I was surprised, however, that for all their talk of copyright, they never directly addressed the concept of remixing as tranformative works, a case that is a specifically allowed exception to copyright law, and most definitely covers works such as The Grey Album. I volunteer with the Organization for Transformative Works, who puts out the journal Transformative Works and Cultures that we will be reading from later in the semester. I was very surprised to see the transformative aspect of remixing and sampling not addressed directly.

I can’t wait to really dig into this course. Everything about it seems to be right up my alley, and I’ve already been able to connect with a lot of what’s going on in it a lot better than some of the more theoretical courses I’ve been taking.

“Hello!” and Some Thoughts on Preserving Creative Context

Hello everyone! I’m Pedro, a MLS student in my last semester on the Curation of Digital Assets track. I currently work at UMD Special Collections in Performing Arts as a project archivist. Before entering the iSchool I received a MA in musicology from UMD, studying music and the moving image (primarily in film and video games), and technology in popular music. My interest in this class stems primarily from my desire to learn how to manage the new types of artistic works created by digital media (an obvious answer, I suppose!) and my interest in the confluence of technology and creativity. Digital works fascinate me because each piece can be a unique challenge to an archivist in regards to understanding how it should be “framed.”

Of course, these types of boutique preservation jobs start to look just a tad indulgent when the backlog gets growing, and even the most dedicated custom jobs can’t always get things perfect. Fino-Radin had to make sacrifices when using open-source tools to preserve Legendary Account, such as the use of PNG screenshots since the tool created unstable PDF/As. These “good enough” solutions can get under the skin of folks in this field, so thankfully there are some other strategies out there to help. I like Paul Messier’s idea of preservation systems that provide general guidelines to (hopefully) deal with most of the preservation issues, allowing you more time to spend on the things that don’t fit the mold; however, I have no experience working with these systems so I can’t vouch for their usefulness. All my preservation work thus far has been the relatively straightforward process of transferring analog audio materials to digital formats.
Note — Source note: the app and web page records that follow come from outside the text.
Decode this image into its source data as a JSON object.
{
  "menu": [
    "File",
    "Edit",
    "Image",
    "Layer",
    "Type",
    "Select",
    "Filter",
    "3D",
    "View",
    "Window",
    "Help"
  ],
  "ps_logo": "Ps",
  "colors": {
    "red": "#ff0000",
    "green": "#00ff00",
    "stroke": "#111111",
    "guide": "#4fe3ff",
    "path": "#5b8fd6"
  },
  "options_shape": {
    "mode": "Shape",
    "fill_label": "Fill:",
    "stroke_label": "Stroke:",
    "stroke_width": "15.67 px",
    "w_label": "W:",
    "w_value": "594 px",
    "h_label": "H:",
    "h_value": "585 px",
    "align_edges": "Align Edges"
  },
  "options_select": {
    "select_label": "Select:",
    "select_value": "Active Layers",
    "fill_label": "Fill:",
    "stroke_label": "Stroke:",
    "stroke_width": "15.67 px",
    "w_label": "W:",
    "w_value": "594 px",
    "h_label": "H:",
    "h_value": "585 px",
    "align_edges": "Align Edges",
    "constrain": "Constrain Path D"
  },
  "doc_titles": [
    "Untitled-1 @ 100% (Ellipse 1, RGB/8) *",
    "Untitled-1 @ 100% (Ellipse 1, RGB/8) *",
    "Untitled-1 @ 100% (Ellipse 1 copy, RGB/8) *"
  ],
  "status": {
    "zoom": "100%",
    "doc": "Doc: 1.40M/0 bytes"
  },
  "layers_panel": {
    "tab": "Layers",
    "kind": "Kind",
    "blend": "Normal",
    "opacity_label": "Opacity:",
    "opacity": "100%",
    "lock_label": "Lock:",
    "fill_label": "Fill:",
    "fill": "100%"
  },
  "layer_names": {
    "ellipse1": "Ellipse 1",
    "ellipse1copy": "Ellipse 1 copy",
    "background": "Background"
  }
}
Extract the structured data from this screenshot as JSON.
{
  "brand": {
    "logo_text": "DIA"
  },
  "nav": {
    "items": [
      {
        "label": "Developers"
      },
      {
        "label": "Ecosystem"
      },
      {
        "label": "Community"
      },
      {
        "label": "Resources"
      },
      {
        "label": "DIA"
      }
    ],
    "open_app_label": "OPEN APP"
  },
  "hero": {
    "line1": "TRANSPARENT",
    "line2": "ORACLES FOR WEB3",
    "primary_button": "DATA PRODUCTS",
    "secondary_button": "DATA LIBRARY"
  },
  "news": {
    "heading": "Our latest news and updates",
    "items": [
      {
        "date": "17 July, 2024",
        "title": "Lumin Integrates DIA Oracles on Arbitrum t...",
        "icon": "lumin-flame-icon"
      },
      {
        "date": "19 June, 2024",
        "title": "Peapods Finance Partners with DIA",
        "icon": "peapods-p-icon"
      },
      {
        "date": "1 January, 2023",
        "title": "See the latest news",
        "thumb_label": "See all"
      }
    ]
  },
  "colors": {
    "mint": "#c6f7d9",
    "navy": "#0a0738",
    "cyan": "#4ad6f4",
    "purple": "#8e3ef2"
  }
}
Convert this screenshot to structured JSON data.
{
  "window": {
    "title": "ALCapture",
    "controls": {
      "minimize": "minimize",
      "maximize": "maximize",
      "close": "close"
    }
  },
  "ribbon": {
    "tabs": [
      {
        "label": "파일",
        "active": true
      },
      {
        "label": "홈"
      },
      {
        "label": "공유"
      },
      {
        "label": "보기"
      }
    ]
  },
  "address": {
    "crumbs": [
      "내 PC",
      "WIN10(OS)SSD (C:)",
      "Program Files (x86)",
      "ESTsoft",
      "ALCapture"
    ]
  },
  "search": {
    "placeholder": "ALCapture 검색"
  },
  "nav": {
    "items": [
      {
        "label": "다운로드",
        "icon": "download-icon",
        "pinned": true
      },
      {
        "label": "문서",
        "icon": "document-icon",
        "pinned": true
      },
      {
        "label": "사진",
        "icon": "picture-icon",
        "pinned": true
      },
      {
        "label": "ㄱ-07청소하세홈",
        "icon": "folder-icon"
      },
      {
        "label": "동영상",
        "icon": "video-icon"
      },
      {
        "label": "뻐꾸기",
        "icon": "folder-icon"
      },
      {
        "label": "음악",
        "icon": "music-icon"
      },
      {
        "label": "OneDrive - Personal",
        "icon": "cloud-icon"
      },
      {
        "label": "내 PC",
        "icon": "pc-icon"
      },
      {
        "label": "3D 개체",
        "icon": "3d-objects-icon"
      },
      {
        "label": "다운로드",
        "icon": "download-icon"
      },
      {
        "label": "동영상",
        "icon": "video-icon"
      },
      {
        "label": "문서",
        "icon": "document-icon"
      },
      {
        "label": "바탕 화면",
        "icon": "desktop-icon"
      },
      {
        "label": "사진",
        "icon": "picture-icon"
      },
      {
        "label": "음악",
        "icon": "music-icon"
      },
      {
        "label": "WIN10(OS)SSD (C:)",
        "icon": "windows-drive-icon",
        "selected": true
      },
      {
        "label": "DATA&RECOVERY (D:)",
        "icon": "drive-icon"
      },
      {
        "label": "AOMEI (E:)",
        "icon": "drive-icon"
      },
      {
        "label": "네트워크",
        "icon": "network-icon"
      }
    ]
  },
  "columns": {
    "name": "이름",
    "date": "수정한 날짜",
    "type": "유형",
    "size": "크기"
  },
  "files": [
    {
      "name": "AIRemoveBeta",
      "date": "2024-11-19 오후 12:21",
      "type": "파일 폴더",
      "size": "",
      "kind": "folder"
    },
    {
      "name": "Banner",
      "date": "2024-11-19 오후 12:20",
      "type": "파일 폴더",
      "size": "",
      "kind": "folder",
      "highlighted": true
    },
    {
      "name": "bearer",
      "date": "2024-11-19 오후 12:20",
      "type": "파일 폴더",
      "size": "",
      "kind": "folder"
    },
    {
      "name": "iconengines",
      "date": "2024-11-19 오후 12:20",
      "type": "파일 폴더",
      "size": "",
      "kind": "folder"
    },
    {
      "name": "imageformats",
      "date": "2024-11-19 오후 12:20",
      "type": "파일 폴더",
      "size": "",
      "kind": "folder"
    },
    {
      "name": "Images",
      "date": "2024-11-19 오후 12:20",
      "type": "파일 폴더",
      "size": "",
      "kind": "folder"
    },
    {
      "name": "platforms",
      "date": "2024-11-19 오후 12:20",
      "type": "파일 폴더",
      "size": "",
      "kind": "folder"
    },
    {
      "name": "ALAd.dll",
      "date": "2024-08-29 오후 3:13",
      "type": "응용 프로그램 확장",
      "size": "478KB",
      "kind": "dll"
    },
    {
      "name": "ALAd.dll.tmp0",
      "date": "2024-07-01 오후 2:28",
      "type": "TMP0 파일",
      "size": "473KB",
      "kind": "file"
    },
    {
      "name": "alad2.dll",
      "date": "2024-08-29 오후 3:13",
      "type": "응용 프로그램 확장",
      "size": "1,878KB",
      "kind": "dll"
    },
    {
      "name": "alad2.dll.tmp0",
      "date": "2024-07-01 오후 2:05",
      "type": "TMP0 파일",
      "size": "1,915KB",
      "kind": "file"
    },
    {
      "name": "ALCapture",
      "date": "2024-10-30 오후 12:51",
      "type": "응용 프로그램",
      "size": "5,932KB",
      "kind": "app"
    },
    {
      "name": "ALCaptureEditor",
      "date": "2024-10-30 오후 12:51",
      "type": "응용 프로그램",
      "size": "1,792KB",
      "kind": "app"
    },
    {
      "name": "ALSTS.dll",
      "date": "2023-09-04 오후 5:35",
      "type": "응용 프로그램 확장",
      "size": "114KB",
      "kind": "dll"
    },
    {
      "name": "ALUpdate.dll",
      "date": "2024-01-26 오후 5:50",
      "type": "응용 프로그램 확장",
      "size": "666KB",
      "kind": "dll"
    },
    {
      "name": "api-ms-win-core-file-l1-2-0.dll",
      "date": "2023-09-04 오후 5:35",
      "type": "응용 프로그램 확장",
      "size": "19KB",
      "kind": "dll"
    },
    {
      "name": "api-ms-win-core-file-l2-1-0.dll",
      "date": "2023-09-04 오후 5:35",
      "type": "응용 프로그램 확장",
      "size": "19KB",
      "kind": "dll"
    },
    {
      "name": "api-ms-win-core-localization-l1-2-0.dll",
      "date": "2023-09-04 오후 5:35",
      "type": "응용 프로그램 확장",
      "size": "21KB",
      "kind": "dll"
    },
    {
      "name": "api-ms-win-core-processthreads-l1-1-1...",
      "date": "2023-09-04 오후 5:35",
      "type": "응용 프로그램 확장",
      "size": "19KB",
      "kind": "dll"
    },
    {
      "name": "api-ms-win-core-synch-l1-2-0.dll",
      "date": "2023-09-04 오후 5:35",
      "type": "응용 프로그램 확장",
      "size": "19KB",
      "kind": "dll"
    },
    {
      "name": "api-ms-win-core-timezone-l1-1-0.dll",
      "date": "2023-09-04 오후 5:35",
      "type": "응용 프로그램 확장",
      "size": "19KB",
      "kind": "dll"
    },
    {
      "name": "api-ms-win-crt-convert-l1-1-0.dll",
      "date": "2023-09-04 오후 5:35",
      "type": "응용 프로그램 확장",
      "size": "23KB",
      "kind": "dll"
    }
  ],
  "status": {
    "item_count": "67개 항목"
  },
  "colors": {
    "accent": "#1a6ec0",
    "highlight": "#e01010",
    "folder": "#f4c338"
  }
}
Embedded curators can also help make a difference by working with individual artists and creative communities, showing them how best to preserve their works while simultaneously gaining a deeper appreciation of the works and their cultural context. I believe wholeheartedly in the notion of “archivist as community facilitator” and find these preemptive preservation strategies very appealing. Last semester I got a bit of experience with this in LBSC731 Special Collections when I created a collection development policy for a (imaginary) chiptunes repository. An issue with my policy was that I placed too much attention on the realization of a chiptune work (aka the actual sound) and not the programming. This meant that I ignored the technocratic aspects of early chiptune culture, the workmanship and one-upmanship that went into coding. Thankfully a member of that community looked over my first draft and corrected my glaring oversight! This was my crash course on preserving a realization (the thing presented to the viewer) vs. preserving the instructions for realization (the code, types of software used, etc.).